*EXERCISE BRIEF*: Each record that follows should be repeated exactly, with no pictures carried over.

*RECORDS SHOWN*:
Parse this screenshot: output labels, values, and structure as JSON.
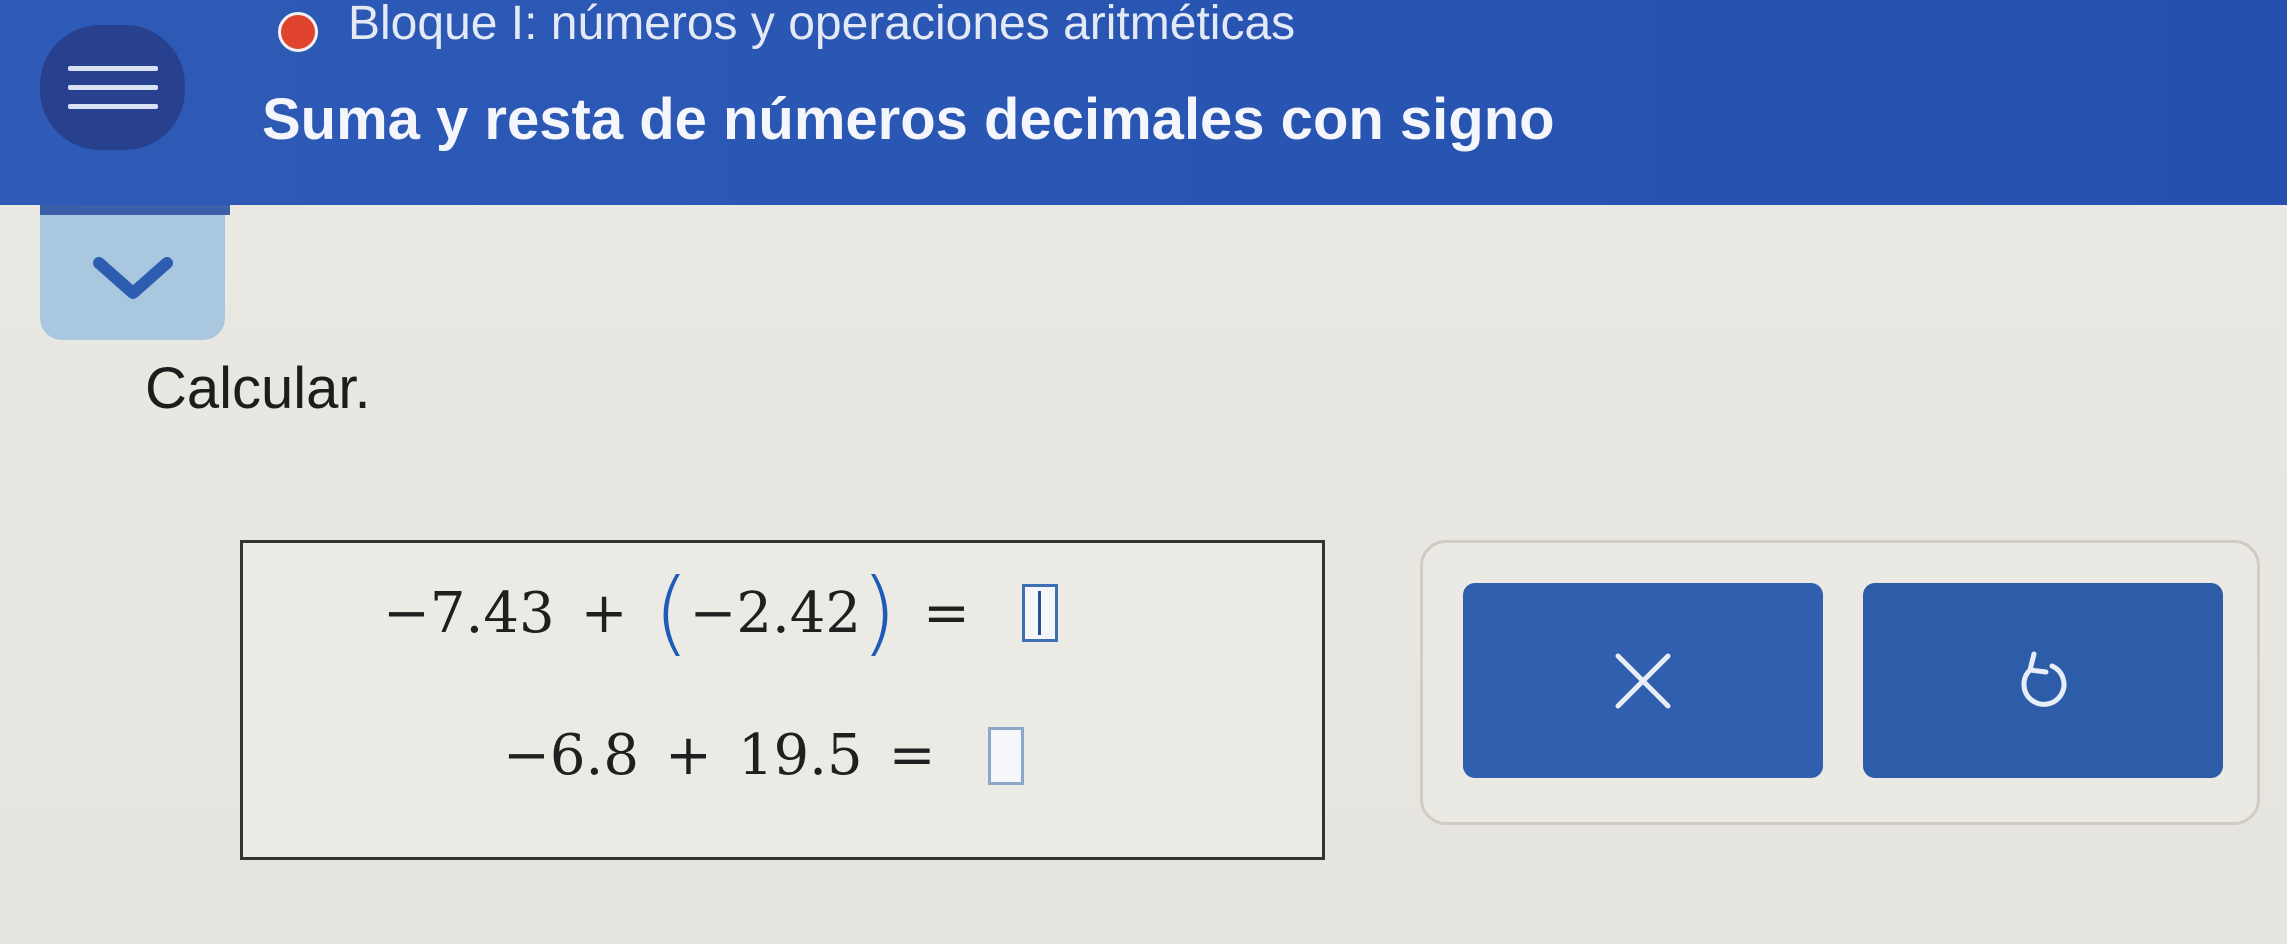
{
  "header": {
    "breadcrumb": "Bloque I: números y operaciones aritméticas",
    "title": "Suma y resta de números decimales con signo",
    "status_color": "#e0442f",
    "menu_icon": "hamburger-icon"
  },
  "expand_toggle": {
    "icon": "chevron-down-icon"
  },
  "instruction": "Calcular.",
  "problems": [
    {
      "left": "−7.43",
      "operator": "+",
      "open_paren": "(",
      "right": "−2.42",
      "close_paren": ")",
      "equals": "=",
      "answer": ""
    },
    {
      "left": "−6.8",
      "operator": "+",
      "right": "19.5",
      "equals": "=",
      "answer": ""
    }
  ],
  "tools": {
    "clear_icon": "close-icon",
    "undo_icon": "undo-icon"
  },
  "colors": {
    "header_bg": "#2a56b4",
    "button_bg": "#2f5fae",
    "accent_paren": "#1e5bb8"
  }
}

*WRITTEN RESPONSE*:
Parse this screenshot: output labels, values, and structure as JSON.
{
  "header": {
    "breadcrumb": "Bloque I: números y operaciones aritméticas",
    "title": "Suma y resta de números decimales con signo",
    "status_color": "#e0442f",
    "menu_icon": "hamburger-icon"
  },
  "expand_toggle": {
    "icon": "chevron-down-icon"
  },
  "instruction": "Calcular.",
  "problems": [
    {
      "left": "−7.43",
      "operator": "+",
      "open_paren": "(",
      "right": "−2.42",
      "close_paren": ")",
      "equals": "=",
      "answer": ""
    },
    {
      "left": "−6.8",
      "operator": "+",
      "right": "19.5",
      "equals": "=",
      "answer": ""
    }
  ],
  "tools": {
    "clear_icon": "close-icon",
    "undo_icon": "undo-icon"
  },
  "colors": {
    "header_bg": "#2a56b4",
    "button_bg": "#2f5fae",
    "accent_paren": "#1e5bb8"
  }
}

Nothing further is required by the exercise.